Pull every line holding the string "JSON" from the records below.

[Opening The data section]

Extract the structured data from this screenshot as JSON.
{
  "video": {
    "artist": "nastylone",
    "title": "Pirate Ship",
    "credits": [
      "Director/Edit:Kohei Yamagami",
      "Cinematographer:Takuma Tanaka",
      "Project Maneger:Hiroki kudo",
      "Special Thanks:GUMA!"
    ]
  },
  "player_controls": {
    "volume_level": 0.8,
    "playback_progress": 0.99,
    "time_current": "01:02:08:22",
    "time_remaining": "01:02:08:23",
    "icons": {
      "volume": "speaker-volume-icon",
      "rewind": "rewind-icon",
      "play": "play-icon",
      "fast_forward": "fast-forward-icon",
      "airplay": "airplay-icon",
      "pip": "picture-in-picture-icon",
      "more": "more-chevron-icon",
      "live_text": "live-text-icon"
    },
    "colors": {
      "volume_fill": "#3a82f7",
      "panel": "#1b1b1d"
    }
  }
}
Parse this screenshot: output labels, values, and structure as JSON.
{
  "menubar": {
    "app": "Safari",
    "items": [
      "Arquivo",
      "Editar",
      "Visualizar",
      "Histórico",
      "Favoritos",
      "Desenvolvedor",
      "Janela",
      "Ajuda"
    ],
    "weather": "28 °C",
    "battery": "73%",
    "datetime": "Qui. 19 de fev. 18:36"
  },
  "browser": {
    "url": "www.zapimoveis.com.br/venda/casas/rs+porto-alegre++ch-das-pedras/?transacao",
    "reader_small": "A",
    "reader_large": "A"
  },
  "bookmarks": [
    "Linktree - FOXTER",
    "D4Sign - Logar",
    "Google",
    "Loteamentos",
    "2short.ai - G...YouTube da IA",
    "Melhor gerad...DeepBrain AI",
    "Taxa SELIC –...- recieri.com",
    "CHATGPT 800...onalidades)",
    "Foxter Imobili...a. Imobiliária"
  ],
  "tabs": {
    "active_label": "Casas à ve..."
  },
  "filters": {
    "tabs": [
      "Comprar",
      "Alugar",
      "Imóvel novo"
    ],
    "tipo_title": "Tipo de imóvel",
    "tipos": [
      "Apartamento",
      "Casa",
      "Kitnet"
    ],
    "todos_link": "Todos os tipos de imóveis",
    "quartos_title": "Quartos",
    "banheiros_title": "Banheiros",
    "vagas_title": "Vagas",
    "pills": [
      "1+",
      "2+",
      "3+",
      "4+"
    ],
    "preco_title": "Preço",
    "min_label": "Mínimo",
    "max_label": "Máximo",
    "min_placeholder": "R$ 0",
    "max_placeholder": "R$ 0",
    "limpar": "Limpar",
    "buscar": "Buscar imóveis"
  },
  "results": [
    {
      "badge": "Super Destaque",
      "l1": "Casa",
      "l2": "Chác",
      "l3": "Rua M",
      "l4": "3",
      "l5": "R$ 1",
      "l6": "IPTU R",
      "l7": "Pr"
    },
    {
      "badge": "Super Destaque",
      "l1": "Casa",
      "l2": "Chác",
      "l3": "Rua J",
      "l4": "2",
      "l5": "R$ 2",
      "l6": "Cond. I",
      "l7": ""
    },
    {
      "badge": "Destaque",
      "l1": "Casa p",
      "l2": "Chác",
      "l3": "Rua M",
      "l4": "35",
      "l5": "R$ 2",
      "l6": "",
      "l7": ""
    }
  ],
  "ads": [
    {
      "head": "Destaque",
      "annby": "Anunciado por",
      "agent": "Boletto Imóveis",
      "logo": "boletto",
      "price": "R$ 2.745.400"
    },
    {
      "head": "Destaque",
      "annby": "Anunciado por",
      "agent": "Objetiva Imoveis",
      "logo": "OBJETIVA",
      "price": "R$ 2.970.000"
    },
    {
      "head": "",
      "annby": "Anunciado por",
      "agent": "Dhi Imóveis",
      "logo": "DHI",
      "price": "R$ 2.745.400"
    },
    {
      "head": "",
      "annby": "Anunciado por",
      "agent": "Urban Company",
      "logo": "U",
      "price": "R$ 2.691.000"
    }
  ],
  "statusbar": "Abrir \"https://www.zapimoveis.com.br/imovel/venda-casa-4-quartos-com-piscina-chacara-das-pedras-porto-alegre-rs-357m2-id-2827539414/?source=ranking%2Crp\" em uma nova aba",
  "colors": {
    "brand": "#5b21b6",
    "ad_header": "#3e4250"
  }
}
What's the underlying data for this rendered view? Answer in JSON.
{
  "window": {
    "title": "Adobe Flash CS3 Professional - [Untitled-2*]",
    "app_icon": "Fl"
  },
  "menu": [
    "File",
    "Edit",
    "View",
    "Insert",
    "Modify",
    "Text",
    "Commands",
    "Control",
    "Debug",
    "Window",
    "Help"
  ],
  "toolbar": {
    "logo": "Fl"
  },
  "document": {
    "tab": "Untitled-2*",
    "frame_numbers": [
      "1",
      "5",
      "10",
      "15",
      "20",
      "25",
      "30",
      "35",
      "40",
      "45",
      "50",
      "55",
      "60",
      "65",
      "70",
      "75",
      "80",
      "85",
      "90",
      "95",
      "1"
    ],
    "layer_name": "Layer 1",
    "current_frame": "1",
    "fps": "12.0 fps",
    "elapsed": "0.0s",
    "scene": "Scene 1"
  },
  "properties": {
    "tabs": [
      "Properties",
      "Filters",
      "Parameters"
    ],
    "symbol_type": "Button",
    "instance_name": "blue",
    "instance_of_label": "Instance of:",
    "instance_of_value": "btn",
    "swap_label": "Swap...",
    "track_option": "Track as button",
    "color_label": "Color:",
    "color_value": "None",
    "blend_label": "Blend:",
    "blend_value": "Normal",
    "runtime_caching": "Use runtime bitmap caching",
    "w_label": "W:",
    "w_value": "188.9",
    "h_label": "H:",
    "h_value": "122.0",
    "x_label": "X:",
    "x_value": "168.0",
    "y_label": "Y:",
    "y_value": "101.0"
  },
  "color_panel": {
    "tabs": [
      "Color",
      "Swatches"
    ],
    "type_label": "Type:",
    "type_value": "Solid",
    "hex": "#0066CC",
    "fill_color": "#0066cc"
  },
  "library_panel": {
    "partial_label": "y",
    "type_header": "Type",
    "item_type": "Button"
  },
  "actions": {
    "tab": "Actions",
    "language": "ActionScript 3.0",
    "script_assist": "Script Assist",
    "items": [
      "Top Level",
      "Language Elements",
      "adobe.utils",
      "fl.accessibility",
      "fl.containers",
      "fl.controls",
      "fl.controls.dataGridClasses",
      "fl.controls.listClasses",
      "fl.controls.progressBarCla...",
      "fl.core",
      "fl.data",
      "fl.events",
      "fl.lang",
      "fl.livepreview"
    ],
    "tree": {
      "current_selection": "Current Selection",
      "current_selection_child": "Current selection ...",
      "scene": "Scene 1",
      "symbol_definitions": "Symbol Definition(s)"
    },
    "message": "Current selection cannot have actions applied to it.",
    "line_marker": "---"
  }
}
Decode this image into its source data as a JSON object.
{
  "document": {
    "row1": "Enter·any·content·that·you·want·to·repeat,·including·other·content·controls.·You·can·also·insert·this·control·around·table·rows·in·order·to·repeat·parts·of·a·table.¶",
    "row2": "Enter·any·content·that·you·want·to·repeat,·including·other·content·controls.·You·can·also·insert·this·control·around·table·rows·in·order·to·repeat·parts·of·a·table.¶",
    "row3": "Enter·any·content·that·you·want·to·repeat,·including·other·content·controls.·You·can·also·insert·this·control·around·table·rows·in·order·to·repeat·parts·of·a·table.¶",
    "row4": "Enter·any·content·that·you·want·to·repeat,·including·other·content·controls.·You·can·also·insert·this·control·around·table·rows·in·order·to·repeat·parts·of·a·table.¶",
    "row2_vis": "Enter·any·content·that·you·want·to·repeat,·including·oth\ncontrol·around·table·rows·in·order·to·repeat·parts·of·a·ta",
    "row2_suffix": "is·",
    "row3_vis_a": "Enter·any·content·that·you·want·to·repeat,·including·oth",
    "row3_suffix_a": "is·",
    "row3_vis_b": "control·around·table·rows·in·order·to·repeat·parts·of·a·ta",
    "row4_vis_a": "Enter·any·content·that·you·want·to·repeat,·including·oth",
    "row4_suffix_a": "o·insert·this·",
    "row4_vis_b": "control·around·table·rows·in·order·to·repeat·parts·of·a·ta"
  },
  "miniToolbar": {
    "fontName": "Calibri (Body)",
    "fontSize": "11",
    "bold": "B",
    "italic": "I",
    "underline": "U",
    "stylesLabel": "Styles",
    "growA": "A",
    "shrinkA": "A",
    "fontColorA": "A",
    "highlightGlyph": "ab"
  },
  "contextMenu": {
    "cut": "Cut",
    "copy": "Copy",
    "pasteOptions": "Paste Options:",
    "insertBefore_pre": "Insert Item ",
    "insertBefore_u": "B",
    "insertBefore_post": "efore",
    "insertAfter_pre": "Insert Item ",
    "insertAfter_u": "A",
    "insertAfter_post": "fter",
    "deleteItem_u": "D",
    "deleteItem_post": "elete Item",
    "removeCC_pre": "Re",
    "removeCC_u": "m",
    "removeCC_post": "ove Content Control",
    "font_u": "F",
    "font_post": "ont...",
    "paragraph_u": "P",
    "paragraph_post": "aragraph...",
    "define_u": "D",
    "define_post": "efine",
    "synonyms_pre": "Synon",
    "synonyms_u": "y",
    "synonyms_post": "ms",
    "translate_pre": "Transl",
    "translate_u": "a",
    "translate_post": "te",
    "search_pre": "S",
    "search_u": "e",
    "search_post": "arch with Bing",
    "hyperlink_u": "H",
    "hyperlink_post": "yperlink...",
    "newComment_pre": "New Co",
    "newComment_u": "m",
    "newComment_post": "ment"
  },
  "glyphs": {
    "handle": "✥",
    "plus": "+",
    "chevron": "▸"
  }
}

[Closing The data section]

*Your solution*.
Extract the structured data from this screenshot as JSON.
Parse this screenshot: output labels, values, and structure as JSON.
What's the underlying data for this rendered view? Answer in JSON.
Decode this image into its source data as a JSON object.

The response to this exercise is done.